## Try it
Restate each record word for word, omitting whatever pictures it holds.

## Dataset records
********

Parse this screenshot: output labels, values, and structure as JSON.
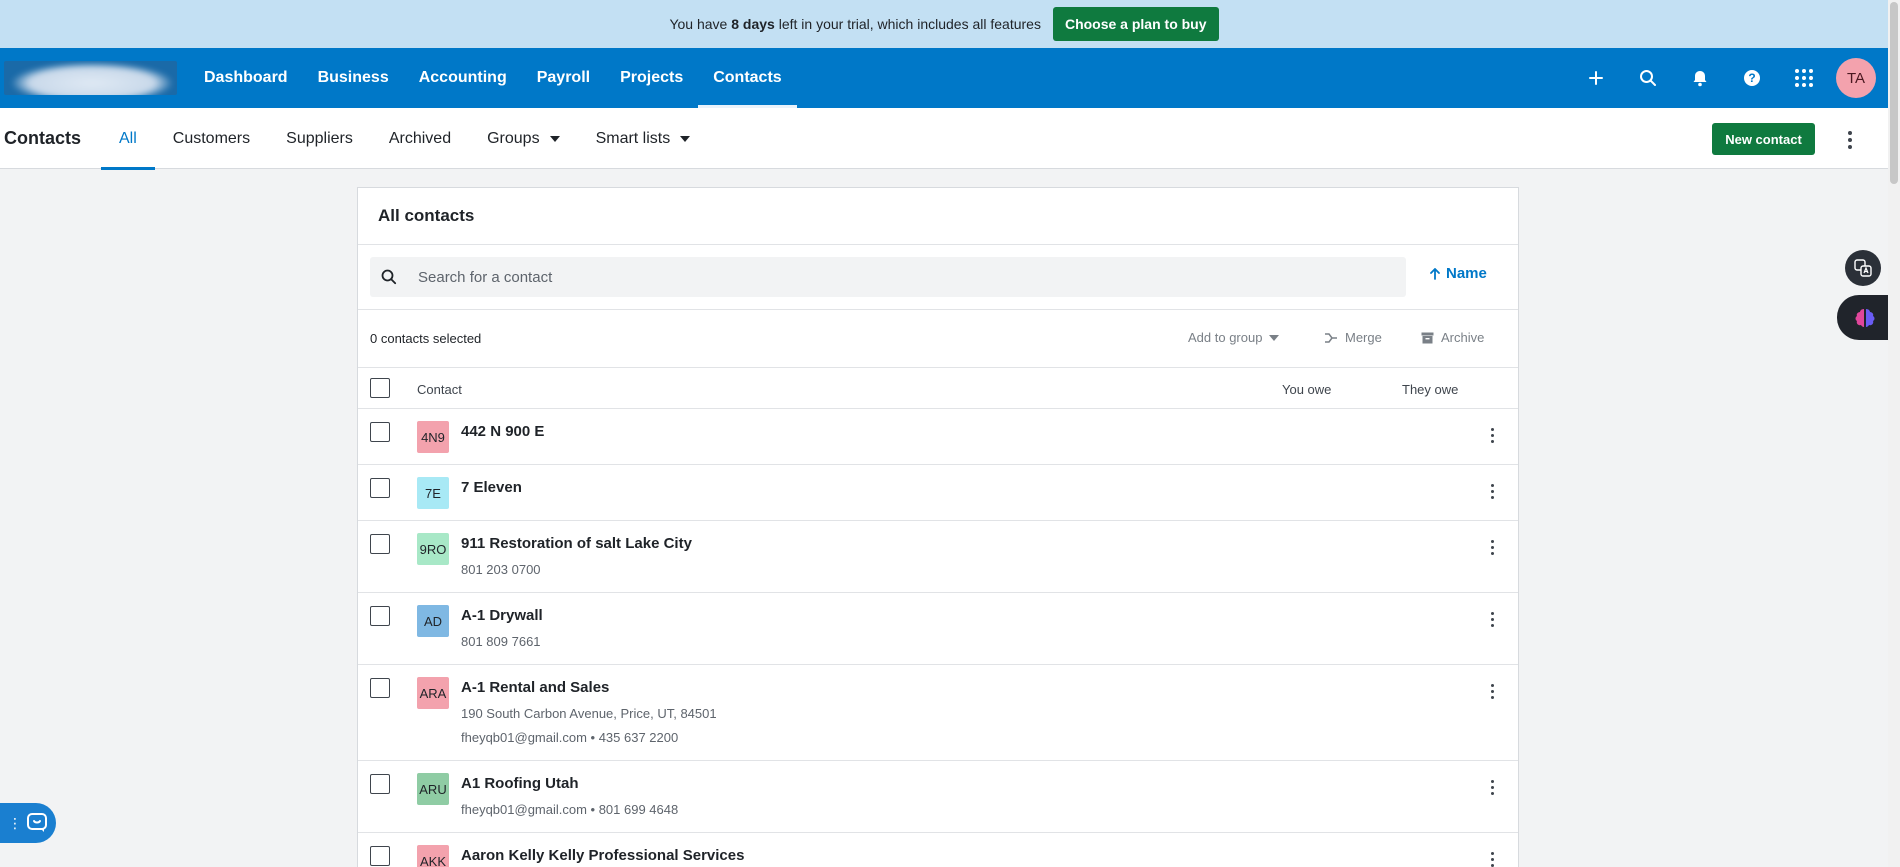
{
  "trial": {
    "text_before": "You have",
    "days": "8 days",
    "text_after": "left in your trial, which includes all features",
    "cta": "Choose a plan to buy"
  },
  "nav": {
    "links": [
      "Dashboard",
      "Business",
      "Accounting",
      "Payroll",
      "Projects",
      "Contacts"
    ],
    "active": "Contacts",
    "icons": [
      "plus-icon",
      "search-icon",
      "bell-icon",
      "help-icon",
      "app-grid-icon"
    ],
    "avatar_initials": "TA"
  },
  "subnav": {
    "title": "Contacts",
    "tabs": [
      "All",
      "Customers",
      "Suppliers",
      "Archived",
      "Groups",
      "Smart lists"
    ],
    "active_tab": "All",
    "new_contact": "New contact"
  },
  "card": {
    "title": "All contacts",
    "search_placeholder": "Search for a contact",
    "sort_label": "Name",
    "selected_count": "0 contacts selected",
    "actions": {
      "add_to_group": "Add to group",
      "merge": "Merge",
      "archive": "Archive"
    },
    "columns": {
      "contact": "Contact",
      "you_owe": "You owe",
      "they_owe": "They owe"
    },
    "rows": [
      {
        "initials": "4N9",
        "color": "#f3a2ad",
        "name": "442 N 900 E",
        "line1": "",
        "line2": ""
      },
      {
        "initials": "7E",
        "color": "#a8e9f5",
        "name": "7 Eleven",
        "line1": "",
        "line2": ""
      },
      {
        "initials": "9RO",
        "color": "#a8e8c7",
        "name": "911 Restoration of salt Lake City",
        "line1": "801 203 0700",
        "line2": ""
      },
      {
        "initials": "AD",
        "color": "#7fb8e3",
        "name": "A-1 Drywall",
        "line1": "801 809 7661",
        "line2": ""
      },
      {
        "initials": "ARA",
        "color": "#f3a2ad",
        "name": "A-1 Rental and Sales",
        "line1": "190 South Carbon Avenue, Price, UT, 84501",
        "line2": "fheyqb01@gmail.com  •  435 637 2200"
      },
      {
        "initials": "ARU",
        "color": "#8fcca4",
        "name": "A1 Roofing Utah",
        "line1": "fheyqb01@gmail.com  •  801 699 4648",
        "line2": ""
      },
      {
        "initials": "AKK",
        "color": "#f3a2ad",
        "name": "Aaron Kelly Kelly Professional Services",
        "line1": "",
        "line2": ""
      }
    ]
  }
}
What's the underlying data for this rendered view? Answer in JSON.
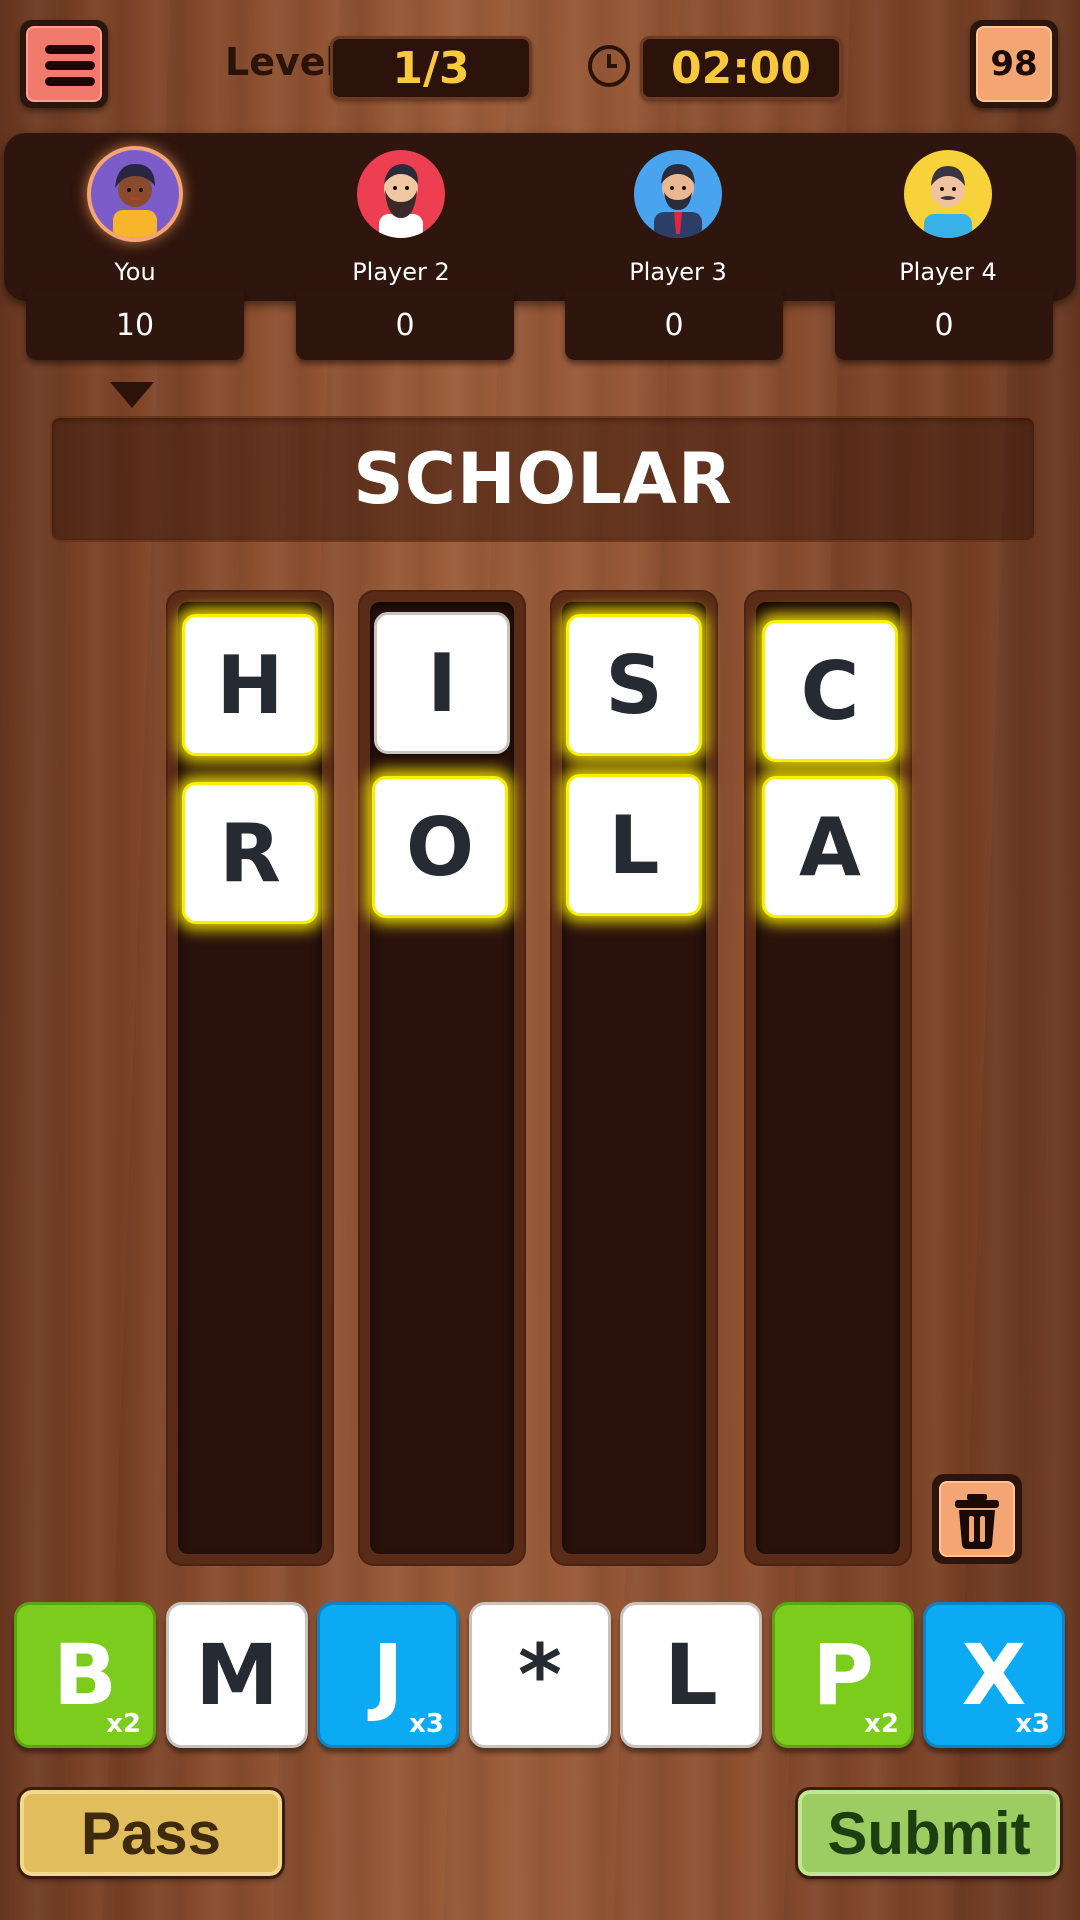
{
  "header": {
    "level_label": "Level",
    "level_value": "1/3",
    "timer": "02:00",
    "coins": "98",
    "icons": [
      "menu-icon",
      "clock-icon"
    ]
  },
  "players": [
    {
      "name": "You",
      "score": "10",
      "avatar_color": "#7b5cc9"
    },
    {
      "name": "Player 2",
      "score": "0",
      "avatar_color": "#ee3f52"
    },
    {
      "name": "Player 3",
      "score": "0",
      "avatar_color": "#4aa3ee"
    },
    {
      "name": "Player 4",
      "score": "0",
      "avatar_color": "#f8d23a"
    }
  ],
  "current_word": "SCHOLAR",
  "columns": [
    {
      "tiles": [
        {
          "letter": "H",
          "highlighted": true
        },
        {
          "letter": "R",
          "highlighted": true
        }
      ]
    },
    {
      "tiles": [
        {
          "letter": "I",
          "highlighted": false
        },
        {
          "letter": "O",
          "highlighted": true
        }
      ]
    },
    {
      "tiles": [
        {
          "letter": "S",
          "highlighted": true
        },
        {
          "letter": "L",
          "highlighted": true
        }
      ]
    },
    {
      "tiles": [
        {
          "letter": "C",
          "highlighted": true
        },
        {
          "letter": "A",
          "highlighted": true
        }
      ]
    }
  ],
  "rack": [
    {
      "letter": "B",
      "color": "green",
      "multiplier": "x2"
    },
    {
      "letter": "M",
      "color": "white",
      "multiplier": ""
    },
    {
      "letter": "J",
      "color": "blue",
      "multiplier": "x3"
    },
    {
      "letter": "*",
      "color": "white",
      "multiplier": ""
    },
    {
      "letter": "L",
      "color": "white",
      "multiplier": ""
    },
    {
      "letter": "P",
      "color": "green",
      "multiplier": "x2"
    },
    {
      "letter": "X",
      "color": "blue",
      "multiplier": "x3"
    }
  ],
  "buttons": {
    "pass": "Pass",
    "submit": "Submit"
  },
  "colors": {
    "glow": "#f7f000",
    "timer_text": "#f8c93c",
    "green_tile": "#7ccc1d",
    "blue_tile": "#0baaf3",
    "pass_button": "#e2bd5e",
    "submit_button": "#9ccc62"
  }
}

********

## Task response
Parse this screenshot: output labels, values, and structure as JSON.
{
  "trial": {
    "text_before": "You have",
    "days": "8 days",
    "text_after": "left in your trial, which includes all features",
    "cta": "Choose a plan to buy"
  },
  "nav": {
    "links": [
      "Dashboard",
      "Business",
      "Accounting",
      "Payroll",
      "Projects",
      "Contacts"
    ],
    "active": "Contacts",
    "icons": [
      "plus-icon",
      "search-icon",
      "bell-icon",
      "help-icon",
      "app-grid-icon"
    ],
    "avatar_initials": "TA"
  },
  "subnav": {
    "title": "Contacts",
    "tabs": [
      "All",
      "Customers",
      "Suppliers",
      "Archived",
      "Groups",
      "Smart lists"
    ],
    "active_tab": "All",
    "new_contact": "New contact"
  },
  "card": {
    "title": "All contacts",
    "search_placeholder": "Search for a contact",
    "sort_label": "Name",
    "selected_count": "0 contacts selected",
    "actions": {
      "add_to_group": "Add to group",
      "merge": "Merge",
      "archive": "Archive"
    },
    "columns": {
      "contact": "Contact",
      "you_owe": "You owe",
      "they_owe": "They owe"
    },
    "rows": [
      {
        "initials": "4N9",
        "color": "#f3a2ad",
        "name": "442 N 900 E",
        "line1": "",
        "line2": ""
      },
      {
        "initials": "7E",
        "color": "#a8e9f5",
        "name": "7 Eleven",
        "line1": "",
        "line2": ""
      },
      {
        "initials": "9RO",
        "color": "#a8e8c7",
        "name": "911 Restoration of salt Lake City",
        "line1": "801 203 0700",
        "line2": ""
      },
      {
        "initials": "AD",
        "color": "#7fb8e3",
        "name": "A-1 Drywall",
        "line1": "801 809 7661",
        "line2": ""
      },
      {
        "initials": "ARA",
        "color": "#f3a2ad",
        "name": "A-1 Rental and Sales",
        "line1": "190 South Carbon Avenue, Price, UT, 84501",
        "line2": "fheyqb01@gmail.com  •  435 637 2200"
      },
      {
        "initials": "ARU",
        "color": "#8fcca4",
        "name": "A1 Roofing Utah",
        "line1": "fheyqb01@gmail.com  •  801 699 4648",
        "line2": ""
      },
      {
        "initials": "AKK",
        "color": "#f3a2ad",
        "name": "Aaron Kelly Kelly Professional Services",
        "line1": "",
        "line2": ""
      }
    ]
  }
}
What's the underlying data for this rendered view? Answer in JSON.
{
  "header": {
    "level_label": "Level",
    "level_value": "1/3",
    "timer": "02:00",
    "coins": "98",
    "icons": [
      "menu-icon",
      "clock-icon"
    ]
  },
  "players": [
    {
      "name": "You",
      "score": "10",
      "avatar_color": "#7b5cc9"
    },
    {
      "name": "Player 2",
      "score": "0",
      "avatar_color": "#ee3f52"
    },
    {
      "name": "Player 3",
      "score": "0",
      "avatar_color": "#4aa3ee"
    },
    {
      "name": "Player 4",
      "score": "0",
      "avatar_color": "#f8d23a"
    }
  ],
  "current_word": "SCHOLAR",
  "columns": [
    {
      "tiles": [
        {
          "letter": "H",
          "highlighted": true
        },
        {
          "letter": "R",
          "highlighted": true
        }
      ]
    },
    {
      "tiles": [
        {
          "letter": "I",
          "highlighted": false
        },
        {
          "letter": "O",
          "highlighted": true
        }
      ]
    },
    {
      "tiles": [
        {
          "letter": "S",
          "highlighted": true
        },
        {
          "letter": "L",
          "highlighted": true
        }
      ]
    },
    {
      "tiles": [
        {
          "letter": "C",
          "highlighted": true
        },
        {
          "letter": "A",
          "highlighted": true
        }
      ]
    }
  ],
  "rack": [
    {
      "letter": "B",
      "color": "green",
      "multiplier": "x2"
    },
    {
      "letter": "M",
      "color": "white",
      "multiplier": ""
    },
    {
      "letter": "J",
      "color": "blue",
      "multiplier": "x3"
    },
    {
      "letter": "*",
      "color": "white",
      "multiplier": ""
    },
    {
      "letter": "L",
      "color": "white",
      "multiplier": ""
    },
    {
      "letter": "P",
      "color": "green",
      "multiplier": "x2"
    },
    {
      "letter": "X",
      "color": "blue",
      "multiplier": "x3"
    }
  ],
  "buttons": {
    "pass": "Pass",
    "submit": "Submit"
  },
  "colors": {
    "glow": "#f7f000",
    "timer_text": "#f8c93c",
    "green_tile": "#7ccc1d",
    "blue_tile": "#0baaf3",
    "pass_button": "#e2bd5e",
    "submit_button": "#9ccc62"
  }
}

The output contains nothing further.